Dengue fever is a viral disease transmitted by several mosquito species and first recognized in the late 1770s. Although dengue fever has a red rash similar to measles and a much lower mortality rate than yellow fever, in the 1700s it was often mistaken for yellow fever, which was prevalent in the West Indies during the Napoleonic Wars. In fact, Napoleon Bonaparte sent an army under the command of his brother-in-law General Charles Leclerc (married to Pauline Bonaparte) to Saint-Domingue to seize control after a slave revolt. The historian J. R. McNeill asserts that yellow fever accounted for about 35,000 to 45,000 of the casualties that happened there and resulted in Leclerc’s death. At the time there was no clear understanding of dengue or yellow fever, and dengue fever, similar to yellow fever, occurred in the warmer months in subtropical climates when mosquitoes were active, which thereby caused the two diseases to often be thought of as the same illness.
Dengue fever was originally known by several names. The origins of the word dengue is uncertain, but it is suspected to have originated from a Swahili phrase, Ka-dinga pepo, which means evil spirit. It was also called “dandy” fever by slaves in the West Indies because the posture and gait of those who contracted the disease was similar to a dandy. Benjamin Rush, who was a Founding Father of the United States and an American physician, called it bonebreak fever because of the accompanying muscle and joint pain. It was also called stiff-necked fever (corrupted into bucket fever) and knockle-koorts fever. However, by 1828, it was generally known as dengue fever.
Dengue fever is transmitted by the female mosquito and symptoms often start with a frontal headache, sudden fever, and overall body aches. Those symptoms expand to include a rash, nausea, vomiting, severe eye pain, with eyes so sore it hurts to move them, and then depression and fatigue. One description given by Rush in the 18th century states:
“The pains which accompanied this fever were exquisitely severe in the head, back and limbs. The pains in the head were sometimes in the back parts of it, and at other times they occupied only the eyeballs. in some people, the pains ere so acute in their backs and hips, that they could not lie in bed … A few complained of their flesh being sore to the touch, in every art of the body. From these circumstances, the disease was sometimes believed to be a rheumatism, but its more general name among all classes of people was the breakbone fever.”

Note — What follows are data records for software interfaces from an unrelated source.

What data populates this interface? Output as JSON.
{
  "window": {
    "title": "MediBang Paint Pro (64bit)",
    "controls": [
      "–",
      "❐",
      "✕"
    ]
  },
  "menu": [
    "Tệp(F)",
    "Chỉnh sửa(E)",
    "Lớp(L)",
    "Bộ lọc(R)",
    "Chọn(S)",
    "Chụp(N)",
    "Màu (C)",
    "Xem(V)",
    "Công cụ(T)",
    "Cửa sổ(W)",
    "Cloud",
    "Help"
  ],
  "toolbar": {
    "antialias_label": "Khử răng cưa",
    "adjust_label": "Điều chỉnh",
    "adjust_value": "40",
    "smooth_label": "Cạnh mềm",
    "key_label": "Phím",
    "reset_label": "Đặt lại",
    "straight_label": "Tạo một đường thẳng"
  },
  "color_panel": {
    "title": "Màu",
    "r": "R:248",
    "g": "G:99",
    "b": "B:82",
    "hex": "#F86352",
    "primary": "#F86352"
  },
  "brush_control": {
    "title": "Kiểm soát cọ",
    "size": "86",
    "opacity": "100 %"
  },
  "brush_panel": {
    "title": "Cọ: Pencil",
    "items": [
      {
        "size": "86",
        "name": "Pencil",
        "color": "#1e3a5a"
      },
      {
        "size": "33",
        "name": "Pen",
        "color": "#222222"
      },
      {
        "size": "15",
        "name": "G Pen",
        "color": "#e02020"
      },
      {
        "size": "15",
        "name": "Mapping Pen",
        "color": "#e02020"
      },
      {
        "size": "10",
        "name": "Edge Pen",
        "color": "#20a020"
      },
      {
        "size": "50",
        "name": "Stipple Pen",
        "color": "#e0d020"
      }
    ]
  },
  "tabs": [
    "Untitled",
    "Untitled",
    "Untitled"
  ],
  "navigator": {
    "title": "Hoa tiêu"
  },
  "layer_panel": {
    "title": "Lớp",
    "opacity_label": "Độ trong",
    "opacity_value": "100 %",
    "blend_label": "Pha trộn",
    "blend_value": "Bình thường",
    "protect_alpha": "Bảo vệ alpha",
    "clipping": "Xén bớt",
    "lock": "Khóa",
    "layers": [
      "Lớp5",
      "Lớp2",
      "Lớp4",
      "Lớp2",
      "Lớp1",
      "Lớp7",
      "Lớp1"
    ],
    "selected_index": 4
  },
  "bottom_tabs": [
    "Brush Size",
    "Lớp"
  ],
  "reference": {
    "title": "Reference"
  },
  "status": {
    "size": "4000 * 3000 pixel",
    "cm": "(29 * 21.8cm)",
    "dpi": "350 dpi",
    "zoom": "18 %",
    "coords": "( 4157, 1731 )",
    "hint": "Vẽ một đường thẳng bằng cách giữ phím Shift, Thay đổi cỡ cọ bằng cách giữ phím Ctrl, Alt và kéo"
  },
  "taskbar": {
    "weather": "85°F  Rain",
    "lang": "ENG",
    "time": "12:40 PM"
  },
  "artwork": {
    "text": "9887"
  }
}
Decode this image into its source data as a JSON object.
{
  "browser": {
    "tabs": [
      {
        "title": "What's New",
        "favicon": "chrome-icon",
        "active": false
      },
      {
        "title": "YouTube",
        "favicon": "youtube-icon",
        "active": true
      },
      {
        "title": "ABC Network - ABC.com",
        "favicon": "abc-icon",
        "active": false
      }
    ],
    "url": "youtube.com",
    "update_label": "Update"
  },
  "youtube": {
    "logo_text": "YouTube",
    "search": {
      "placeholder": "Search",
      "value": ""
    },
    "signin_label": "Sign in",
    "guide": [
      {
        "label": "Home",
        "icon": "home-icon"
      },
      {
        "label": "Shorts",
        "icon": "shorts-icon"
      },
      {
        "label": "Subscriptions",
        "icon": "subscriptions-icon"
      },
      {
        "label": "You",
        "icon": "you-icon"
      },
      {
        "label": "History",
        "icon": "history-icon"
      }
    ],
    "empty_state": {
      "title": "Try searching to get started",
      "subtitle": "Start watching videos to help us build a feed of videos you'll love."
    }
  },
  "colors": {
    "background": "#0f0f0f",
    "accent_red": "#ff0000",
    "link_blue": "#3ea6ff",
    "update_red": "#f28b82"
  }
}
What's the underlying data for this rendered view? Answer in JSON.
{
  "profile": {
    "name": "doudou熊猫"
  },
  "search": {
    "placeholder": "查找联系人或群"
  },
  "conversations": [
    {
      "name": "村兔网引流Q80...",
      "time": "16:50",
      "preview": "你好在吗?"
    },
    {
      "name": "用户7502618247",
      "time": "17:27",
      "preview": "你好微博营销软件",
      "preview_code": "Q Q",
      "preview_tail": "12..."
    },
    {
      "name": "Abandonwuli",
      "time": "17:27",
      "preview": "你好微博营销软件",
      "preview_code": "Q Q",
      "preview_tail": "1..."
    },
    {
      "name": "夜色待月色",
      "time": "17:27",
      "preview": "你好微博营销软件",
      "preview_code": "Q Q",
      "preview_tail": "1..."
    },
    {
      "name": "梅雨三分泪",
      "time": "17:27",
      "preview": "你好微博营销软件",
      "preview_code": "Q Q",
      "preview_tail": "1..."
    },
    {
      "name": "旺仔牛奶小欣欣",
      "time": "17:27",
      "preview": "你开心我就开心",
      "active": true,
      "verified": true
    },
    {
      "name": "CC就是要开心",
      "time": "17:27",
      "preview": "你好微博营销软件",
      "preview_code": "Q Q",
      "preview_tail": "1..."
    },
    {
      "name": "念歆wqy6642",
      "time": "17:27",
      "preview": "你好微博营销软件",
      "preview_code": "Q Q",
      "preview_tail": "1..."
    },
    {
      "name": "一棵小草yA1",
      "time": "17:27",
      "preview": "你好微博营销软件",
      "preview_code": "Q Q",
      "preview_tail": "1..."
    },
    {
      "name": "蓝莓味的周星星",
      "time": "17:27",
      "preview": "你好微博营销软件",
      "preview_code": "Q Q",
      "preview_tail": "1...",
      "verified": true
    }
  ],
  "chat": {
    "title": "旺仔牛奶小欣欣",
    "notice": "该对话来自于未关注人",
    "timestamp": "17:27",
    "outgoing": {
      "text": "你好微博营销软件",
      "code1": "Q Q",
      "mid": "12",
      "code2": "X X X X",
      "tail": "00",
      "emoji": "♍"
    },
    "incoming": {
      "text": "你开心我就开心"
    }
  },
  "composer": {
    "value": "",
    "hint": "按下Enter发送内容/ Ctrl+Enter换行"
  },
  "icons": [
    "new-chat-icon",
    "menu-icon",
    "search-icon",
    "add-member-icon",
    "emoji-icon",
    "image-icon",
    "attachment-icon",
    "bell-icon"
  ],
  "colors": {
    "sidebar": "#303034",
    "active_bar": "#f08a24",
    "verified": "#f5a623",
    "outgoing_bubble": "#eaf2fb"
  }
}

A description of it in the American Journal of Ophthalmology of 1919 stated:
“It may occur so suddenly and with such complete prostration as to strike down the sufferer at his business, pleasure or devotions. The intense and excruciating myalgia and joint pains are the most typical symptoms. Here may be mentioned the only ocular complaints occurring as a rule, namely the intense retroorbital and supraorbital pain, and often great pain on an attempted ocular movement. The disease lasts from 10 to 14 days, during which time the temperature is usually highest on the 4th or 5th day, varying between 103-106ºF. There is then often a remission in symptoms followed by a return of symptoms and by a rash.
After a week of suffering, many patients found themselves on the road to recovery as mortality was low. However, a severe form of dengue, known as hemorrhagic fever, affected children and was fatal about 30% of the time. It has the similar symptoms as classic dengue but worsened until the body went into shock, which caused the circulatory system to fail and resulted in hemorrhaging.
One of the first published descriptions of dengue fever came from Rush. He described an outbreak in the summer of 1780 in Philadelphia, Pennsylvania, saying, patients suffered pains that were “exquisitely severe in the head, back and limbs.” Rush also listed diarrhea, nausea, and a rash. He noted the disease seemed to coincide with extremely warm weather, as “the mercury stood on the 6th of August at 94 1/2º, and for several days after at 90º.” In addition, Rush reported noxious odors blowing in the wind and that “moschetoes [sic] were uncommonly numerous.”
Although Rush was a hearty proponent of bloodletting, he recommended little bloodletting in this case. Rush treated his patients by providing purgative cleansers for their bowels and having them swallow a poisonous crystalline salt known as “tartar emetic” to empty their stomachs. He also recommended patients survive on a liquid diet and get plenty of bed rest, which are recommendations that are still given today as modern medicine has found no better aid for victims.
Although there were numerous reports of epidemics of dengue fever throughout the 1600s, it seems the most likely cases of dengue occurred between 1779 and 1780 in North America, Asia, and Africa. Interestingly, today, dengue fever remains the second most popular reason why people are hospitalized after having visited a foreign land.
-  Kiple, Kenneth F., Plague, Pox, & Pestilence, London, 1997, p. 93-94.
-  American Journal of Ophthalmology, 1919, p. 651.
-  Osler, Sir William, The Principles and Practice of Medicine, 1905, p. 156.
-  Kiple, Kenneth F., p. 93.
-  Ibid.